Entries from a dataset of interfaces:
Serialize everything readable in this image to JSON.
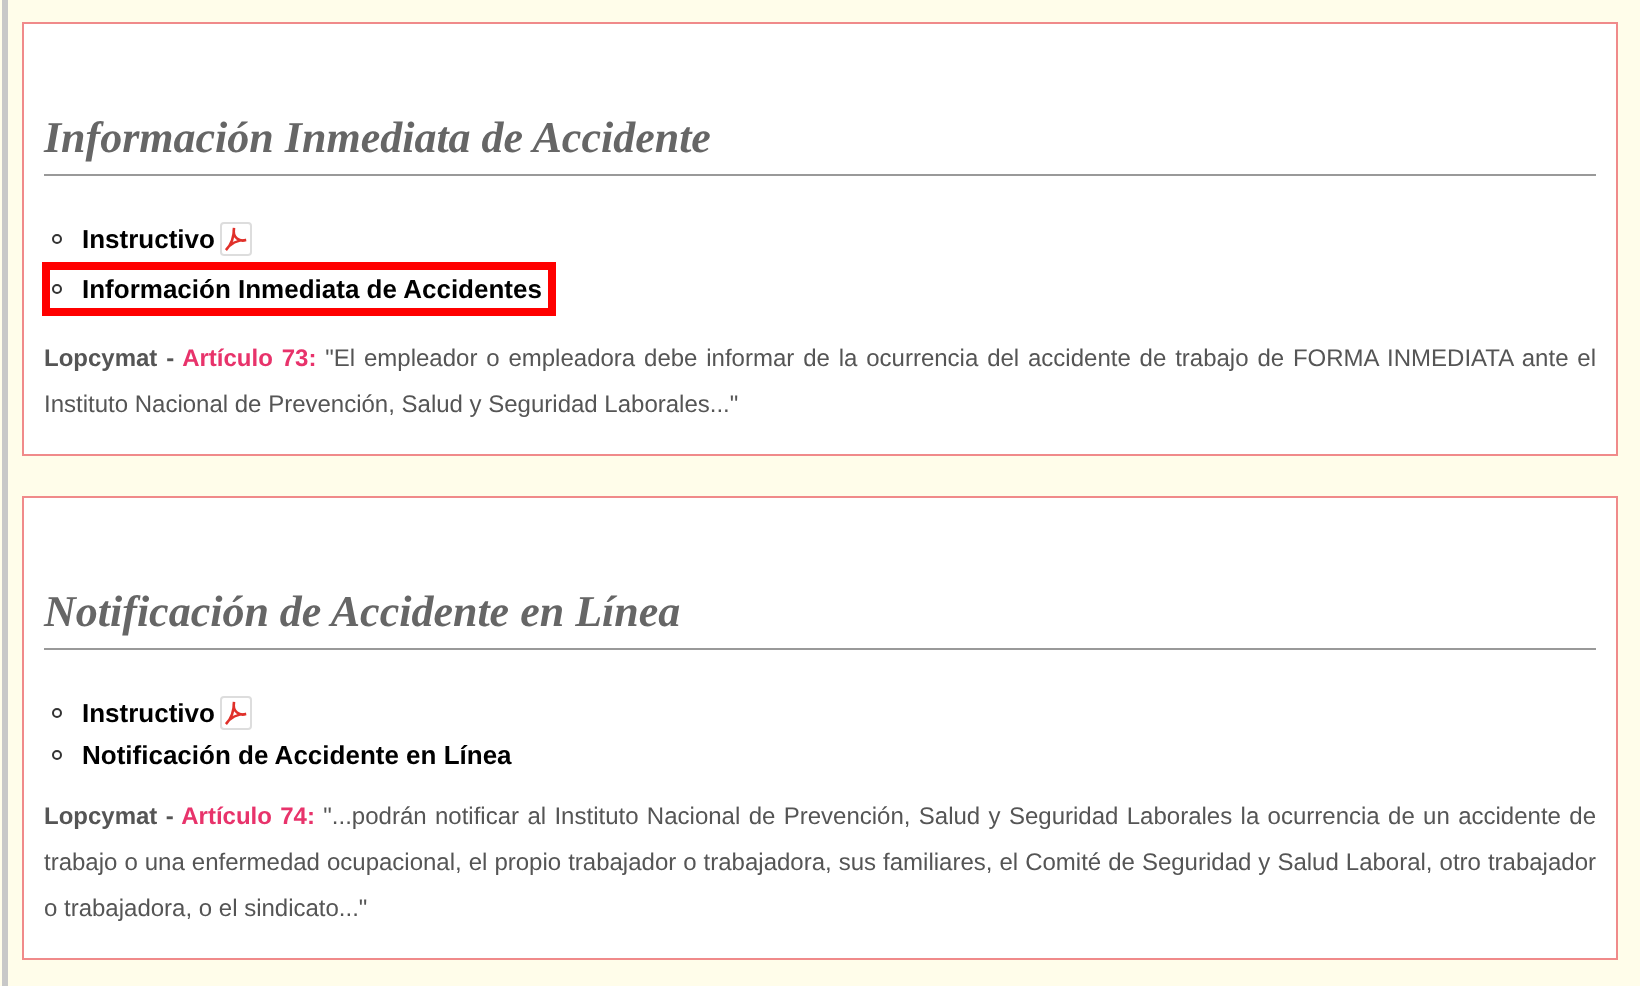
{
  "sections": [
    {
      "title": "Información Inmediata de Accidente",
      "links": [
        {
          "label": "Instructivo",
          "pdf": true,
          "highlighted": false
        },
        {
          "label": "Información Inmediata de Accidentes",
          "pdf": false,
          "highlighted": true
        }
      ],
      "source": "Lopcymat - ",
      "article": "Artículo 73:",
      "quote": " \"El empleador o empleadora debe informar de la ocurrencia del accidente de trabajo de FORMA INMEDIATA ante el Instituto Nacional de Prevención, Salud y Seguridad Laborales...\""
    },
    {
      "title": "Notificación de Accidente en Línea",
      "links": [
        {
          "label": "Instructivo",
          "pdf": true,
          "highlighted": false
        },
        {
          "label": "Notificación de Accidente en Línea",
          "pdf": false,
          "highlighted": false
        }
      ],
      "source": "Lopcymat - ",
      "article": "Artículo 74:",
      "quote": " \"...podrán notificar al Instituto Nacional de Prevención, Salud y Seguridad Laborales la ocurrencia de un accidente de trabajo o una enfermedad ocupacional, el propio trabajador o trabajadora, sus familiares, el Comité de Seguridad y Salud Laboral, otro trabajador o trabajadora, o el sindicato...\""
    }
  ]
}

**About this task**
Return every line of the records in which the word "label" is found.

**Task response**
          "label": "Instructivo",
          "label": "Información Inmediata de Accidentes",
          "label": "Instructivo",
          "label": "Notificación de Accidente en Línea",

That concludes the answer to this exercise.